* **YOUR ASSIGNMENT**:
Print the listing in its entirety and exactly, leaving out images.

* **DATA**:
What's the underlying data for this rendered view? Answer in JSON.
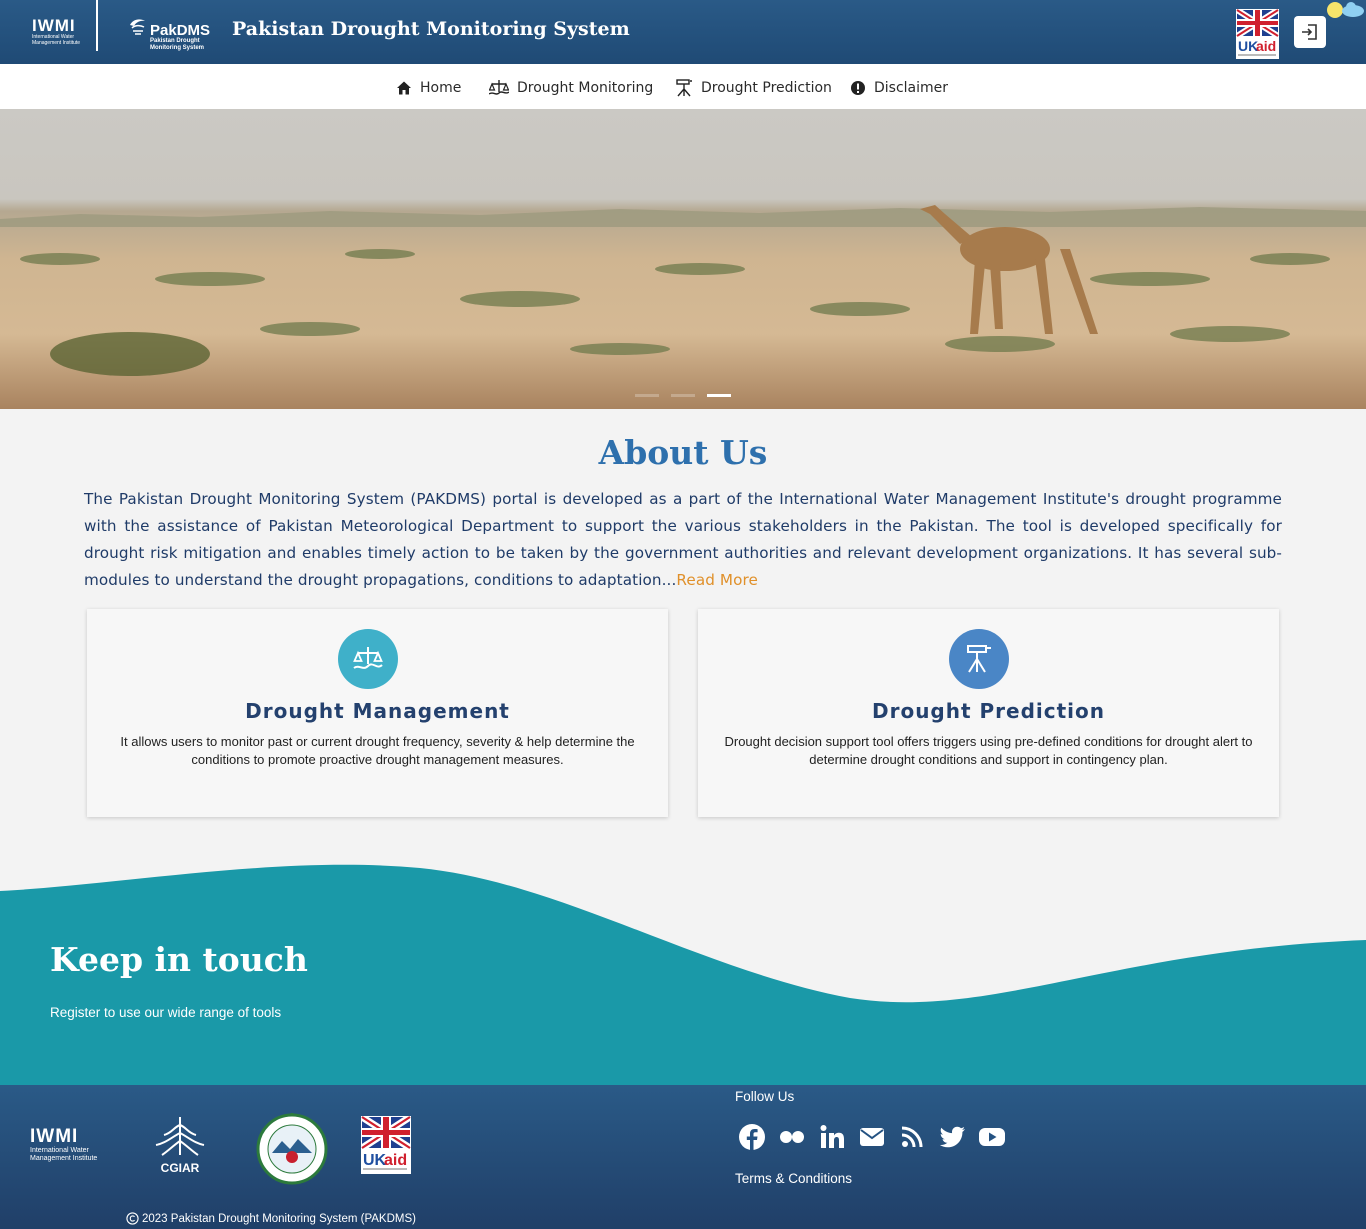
{
  "header": {
    "iwmi_logo_text": "IWMI",
    "iwmi_logo_subtext": "International Water Management Institute",
    "pak_logo_name": "PakDMS",
    "pak_logo_subtext": "Pakistan Drought Monitoring System",
    "title": "Pakistan Drought Monitoring System",
    "ukaid_icon": "ukaid-flag-logo",
    "login_icon": "login-icon",
    "weather_icon": "sun-cloud-icon"
  },
  "nav": {
    "items": [
      {
        "label": "Home",
        "icon": "home-icon"
      },
      {
        "label": "Drought Monitoring",
        "icon": "scale-icon"
      },
      {
        "label": "Drought Prediction",
        "icon": "tripod-icon"
      },
      {
        "label": "Disclaimer",
        "icon": "alert-icon"
      }
    ]
  },
  "hero": {
    "slide_count": 3,
    "active_slide": 3
  },
  "about": {
    "title": "About Us",
    "text": "The Pakistan Drought Monitoring System (PAKDMS) portal is developed as a part of the International Water Management Institute's drought programme with the assistance of Pakistan Meteorological Department to support the various stakeholders in the Pakistan. The tool is developed specifically for drought risk mitigation and enables timely action to be taken by the government authorities and relevant development organizations. It has several sub-modules to understand the drought propagations, conditions to adaptation...",
    "read_more": "Read More"
  },
  "cards": [
    {
      "title": "Drought Management",
      "description": "It allows users to monitor past or current drought frequency, severity & help determine the conditions to promote proactive drought management measures.",
      "icon": "scale-icon",
      "color": "#3fb0c9"
    },
    {
      "title": "Drought Prediction",
      "description": "Drought decision support tool offers triggers using pre-defined conditions for drought alert to determine drought conditions and support in contingency plan.",
      "icon": "tripod-icon",
      "color": "#4a86c6"
    }
  ],
  "keep_in_touch": {
    "title": "Keep in touch",
    "subtitle": "Register to use our wide range of tools"
  },
  "footer": {
    "iwmi_text": "IWMI",
    "iwmi_subtext": "International Water Management Institute",
    "cgiar_text": "CGIAR",
    "pmd_logo": "pakistan-meteorological-department-seal",
    "ukaid_logo": "ukaid-flag-logo",
    "follow_label": "Follow Us",
    "social": [
      "facebook-icon",
      "flickr-icon",
      "linkedin-icon",
      "email-icon",
      "rss-icon",
      "twitter-icon",
      "youtube-icon"
    ],
    "terms": "Terms & Conditions",
    "copyright": "2023 Pakistan Drought Monitoring System (PAKDMS)"
  },
  "colors": {
    "header_bg": "#245282",
    "title_blue": "#2e70ad",
    "teal": "#1a99a8",
    "read_more": "#e0902a"
  }
}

* **OUTPUT**:
What's the underlying data for this rendered view? Answer in JSON.
{
  "header": {
    "iwmi_logo_text": "IWMI",
    "iwmi_logo_subtext": "International Water Management Institute",
    "pak_logo_name": "PakDMS",
    "pak_logo_subtext": "Pakistan Drought Monitoring System",
    "title": "Pakistan Drought Monitoring System",
    "ukaid_icon": "ukaid-flag-logo",
    "login_icon": "login-icon",
    "weather_icon": "sun-cloud-icon"
  },
  "nav": {
    "items": [
      {
        "label": "Home",
        "icon": "home-icon"
      },
      {
        "label": "Drought Monitoring",
        "icon": "scale-icon"
      },
      {
        "label": "Drought Prediction",
        "icon": "tripod-icon"
      },
      {
        "label": "Disclaimer",
        "icon": "alert-icon"
      }
    ]
  },
  "hero": {
    "slide_count": 3,
    "active_slide": 3
  },
  "about": {
    "title": "About Us",
    "text": "The Pakistan Drought Monitoring System (PAKDMS) portal is developed as a part of the International Water Management Institute's drought programme with the assistance of Pakistan Meteorological Department to support the various stakeholders in the Pakistan. The tool is developed specifically for drought risk mitigation and enables timely action to be taken by the government authorities and relevant development organizations. It has several sub-modules to understand the drought propagations, conditions to adaptation...",
    "read_more": "Read More"
  },
  "cards": [
    {
      "title": "Drought Management",
      "description": "It allows users to monitor past or current drought frequency, severity & help determine the conditions to promote proactive drought management measures.",
      "icon": "scale-icon",
      "color": "#3fb0c9"
    },
    {
      "title": "Drought Prediction",
      "description": "Drought decision support tool offers triggers using pre-defined conditions for drought alert to determine drought conditions and support in contingency plan.",
      "icon": "tripod-icon",
      "color": "#4a86c6"
    }
  ],
  "keep_in_touch": {
    "title": "Keep in touch",
    "subtitle": "Register to use our wide range of tools"
  },
  "footer": {
    "iwmi_text": "IWMI",
    "iwmi_subtext": "International Water Management Institute",
    "cgiar_text": "CGIAR",
    "pmd_logo": "pakistan-meteorological-department-seal",
    "ukaid_logo": "ukaid-flag-logo",
    "follow_label": "Follow Us",
    "social": [
      "facebook-icon",
      "flickr-icon",
      "linkedin-icon",
      "email-icon",
      "rss-icon",
      "twitter-icon",
      "youtube-icon"
    ],
    "terms": "Terms & Conditions",
    "copyright": "2023 Pakistan Drought Monitoring System (PAKDMS)"
  },
  "colors": {
    "header_bg": "#245282",
    "title_blue": "#2e70ad",
    "teal": "#1a99a8",
    "read_more": "#e0902a"
  }
}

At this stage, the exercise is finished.